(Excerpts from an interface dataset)
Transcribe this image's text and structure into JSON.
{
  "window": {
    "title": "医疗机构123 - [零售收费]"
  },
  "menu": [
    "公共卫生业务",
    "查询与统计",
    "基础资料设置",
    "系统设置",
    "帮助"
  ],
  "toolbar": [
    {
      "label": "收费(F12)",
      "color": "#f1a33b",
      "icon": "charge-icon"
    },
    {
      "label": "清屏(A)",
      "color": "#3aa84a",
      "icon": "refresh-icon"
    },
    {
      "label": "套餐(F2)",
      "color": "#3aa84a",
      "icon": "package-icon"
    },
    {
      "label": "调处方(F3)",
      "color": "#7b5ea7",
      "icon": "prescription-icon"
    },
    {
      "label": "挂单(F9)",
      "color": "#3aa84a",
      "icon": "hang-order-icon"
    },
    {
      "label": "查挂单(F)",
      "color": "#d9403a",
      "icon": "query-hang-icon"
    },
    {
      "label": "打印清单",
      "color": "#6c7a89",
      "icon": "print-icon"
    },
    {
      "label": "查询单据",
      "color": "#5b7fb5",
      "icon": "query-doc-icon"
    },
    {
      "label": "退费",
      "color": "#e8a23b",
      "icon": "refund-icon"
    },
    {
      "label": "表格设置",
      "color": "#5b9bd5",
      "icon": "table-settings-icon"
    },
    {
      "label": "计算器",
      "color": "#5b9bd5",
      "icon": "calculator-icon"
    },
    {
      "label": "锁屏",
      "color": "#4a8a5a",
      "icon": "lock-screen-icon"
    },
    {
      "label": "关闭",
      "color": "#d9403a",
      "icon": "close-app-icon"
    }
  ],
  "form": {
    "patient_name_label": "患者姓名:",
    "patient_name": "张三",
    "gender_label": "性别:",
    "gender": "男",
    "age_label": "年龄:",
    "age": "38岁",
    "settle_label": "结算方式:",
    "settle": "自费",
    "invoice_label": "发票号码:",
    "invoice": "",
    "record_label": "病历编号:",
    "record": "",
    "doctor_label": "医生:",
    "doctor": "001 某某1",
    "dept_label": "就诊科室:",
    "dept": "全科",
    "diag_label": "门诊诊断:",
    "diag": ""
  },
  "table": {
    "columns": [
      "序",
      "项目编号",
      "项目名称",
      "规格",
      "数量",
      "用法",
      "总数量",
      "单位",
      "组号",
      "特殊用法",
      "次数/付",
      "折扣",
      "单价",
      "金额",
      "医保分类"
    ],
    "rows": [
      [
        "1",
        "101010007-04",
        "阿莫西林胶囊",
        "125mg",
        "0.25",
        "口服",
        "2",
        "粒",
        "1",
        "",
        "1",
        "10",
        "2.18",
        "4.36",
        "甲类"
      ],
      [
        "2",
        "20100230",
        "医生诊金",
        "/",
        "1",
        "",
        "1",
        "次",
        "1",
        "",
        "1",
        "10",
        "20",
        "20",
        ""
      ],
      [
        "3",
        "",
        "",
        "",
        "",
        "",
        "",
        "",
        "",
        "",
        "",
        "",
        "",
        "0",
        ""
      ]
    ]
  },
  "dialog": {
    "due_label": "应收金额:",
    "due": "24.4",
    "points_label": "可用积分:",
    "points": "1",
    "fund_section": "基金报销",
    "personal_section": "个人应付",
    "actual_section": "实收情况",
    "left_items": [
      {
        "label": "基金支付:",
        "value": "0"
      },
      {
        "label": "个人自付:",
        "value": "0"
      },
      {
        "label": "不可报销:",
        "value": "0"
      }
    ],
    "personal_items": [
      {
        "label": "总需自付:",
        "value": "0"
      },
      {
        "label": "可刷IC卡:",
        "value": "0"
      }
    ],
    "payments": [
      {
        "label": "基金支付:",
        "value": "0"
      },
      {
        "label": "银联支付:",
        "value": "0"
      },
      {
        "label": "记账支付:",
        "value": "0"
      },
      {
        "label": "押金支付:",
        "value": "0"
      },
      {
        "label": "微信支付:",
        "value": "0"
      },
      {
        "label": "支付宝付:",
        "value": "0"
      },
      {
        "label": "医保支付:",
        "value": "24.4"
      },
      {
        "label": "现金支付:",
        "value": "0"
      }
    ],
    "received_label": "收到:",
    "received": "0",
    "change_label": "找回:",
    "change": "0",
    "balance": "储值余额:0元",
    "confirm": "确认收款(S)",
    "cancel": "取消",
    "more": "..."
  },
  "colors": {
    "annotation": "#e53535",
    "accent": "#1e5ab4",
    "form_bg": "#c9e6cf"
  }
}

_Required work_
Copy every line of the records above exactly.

_Answer to this task_
Transcribe this image's text and structure into JSON.
{
  "window": {
    "title": "医疗机构123 - [零售收费]"
  },
  "menu": [
    "公共卫生业务",
    "查询与统计",
    "基础资料设置",
    "系统设置",
    "帮助"
  ],
  "toolbar": [
    {
      "label": "收费(F12)",
      "color": "#f1a33b",
      "icon": "charge-icon"
    },
    {
      "label": "清屏(A)",
      "color": "#3aa84a",
      "icon": "refresh-icon"
    },
    {
      "label": "套餐(F2)",
      "color": "#3aa84a",
      "icon": "package-icon"
    },
    {
      "label": "调处方(F3)",
      "color": "#7b5ea7",
      "icon": "prescription-icon"
    },
    {
      "label": "挂单(F9)",
      "color": "#3aa84a",
      "icon": "hang-order-icon"
    },
    {
      "label": "查挂单(F)",
      "color": "#d9403a",
      "icon": "query-hang-icon"
    },
    {
      "label": "打印清单",
      "color": "#6c7a89",
      "icon": "print-icon"
    },
    {
      "label": "查询单据",
      "color": "#5b7fb5",
      "icon": "query-doc-icon"
    },
    {
      "label": "退费",
      "color": "#e8a23b",
      "icon": "refund-icon"
    },
    {
      "label": "表格设置",
      "color": "#5b9bd5",
      "icon": "table-settings-icon"
    },
    {
      "label": "计算器",
      "color": "#5b9bd5",
      "icon": "calculator-icon"
    },
    {
      "label": "锁屏",
      "color": "#4a8a5a",
      "icon": "lock-screen-icon"
    },
    {
      "label": "关闭",
      "color": "#d9403a",
      "icon": "close-app-icon"
    }
  ],
  "form": {
    "patient_name_label": "患者姓名:",
    "patient_name": "张三",
    "gender_label": "性别:",
    "gender": "男",
    "age_label": "年龄:",
    "age": "38岁",
    "settle_label": "结算方式:",
    "settle": "自费",
    "invoice_label": "发票号码:",
    "invoice": "",
    "record_label": "病历编号:",
    "record": "",
    "doctor_label": "医生:",
    "doctor": "001 某某1",
    "dept_label": "就诊科室:",
    "dept": "全科",
    "diag_label": "门诊诊断:",
    "diag": ""
  },
  "table": {
    "columns": [
      "序",
      "项目编号",
      "项目名称",
      "规格",
      "数量",
      "用法",
      "总数量",
      "单位",
      "组号",
      "特殊用法",
      "次数/付",
      "折扣",
      "单价",
      "金额",
      "医保分类"
    ],
    "rows": [
      [
        "1",
        "101010007-04",
        "阿莫西林胶囊",
        "125mg",
        "0.25",
        "口服",
        "2",
        "粒",
        "1",
        "",
        "1",
        "10",
        "2.18",
        "4.36",
        "甲类"
      ],
      [
        "2",
        "20100230",
        "医生诊金",
        "/",
        "1",
        "",
        "1",
        "次",
        "1",
        "",
        "1",
        "10",
        "20",
        "20",
        ""
      ],
      [
        "3",
        "",
        "",
        "",
        "",
        "",
        "",
        "",
        "",
        "",
        "",
        "",
        "",
        "0",
        ""
      ]
    ]
  },
  "dialog": {
    "due_label": "应收金额:",
    "due": "24.4",
    "points_label": "可用积分:",
    "points": "1",
    "fund_section": "基金报销",
    "personal_section": "个人应付",
    "actual_section": "实收情况",
    "left_items": [
      {
        "label": "基金支付:",
        "value": "0"
      },
      {
        "label": "个人自付:",
        "value": "0"
      },
      {
        "label": "不可报销:",
        "value": "0"
      }
    ],
    "personal_items": [
      {
        "label": "总需自付:",
        "value": "0"
      },
      {
        "label": "可刷IC卡:",
        "value": "0"
      }
    ],
    "payments": [
      {
        "label": "基金支付:",
        "value": "0"
      },
      {
        "label": "银联支付:",
        "value": "0"
      },
      {
        "label": "记账支付:",
        "value": "0"
      },
      {
        "label": "押金支付:",
        "value": "0"
      },
      {
        "label": "微信支付:",
        "value": "0"
      },
      {
        "label": "支付宝付:",
        "value": "0"
      },
      {
        "label": "医保支付:",
        "value": "24.4"
      },
      {
        "label": "现金支付:",
        "value": "0"
      }
    ],
    "received_label": "收到:",
    "received": "0",
    "change_label": "找回:",
    "change": "0",
    "balance": "储值余额:0元",
    "confirm": "确认收款(S)",
    "cancel": "取消",
    "more": "..."
  },
  "colors": {
    "annotation": "#e53535",
    "accent": "#1e5ab4",
    "form_bg": "#c9e6cf"
  }
}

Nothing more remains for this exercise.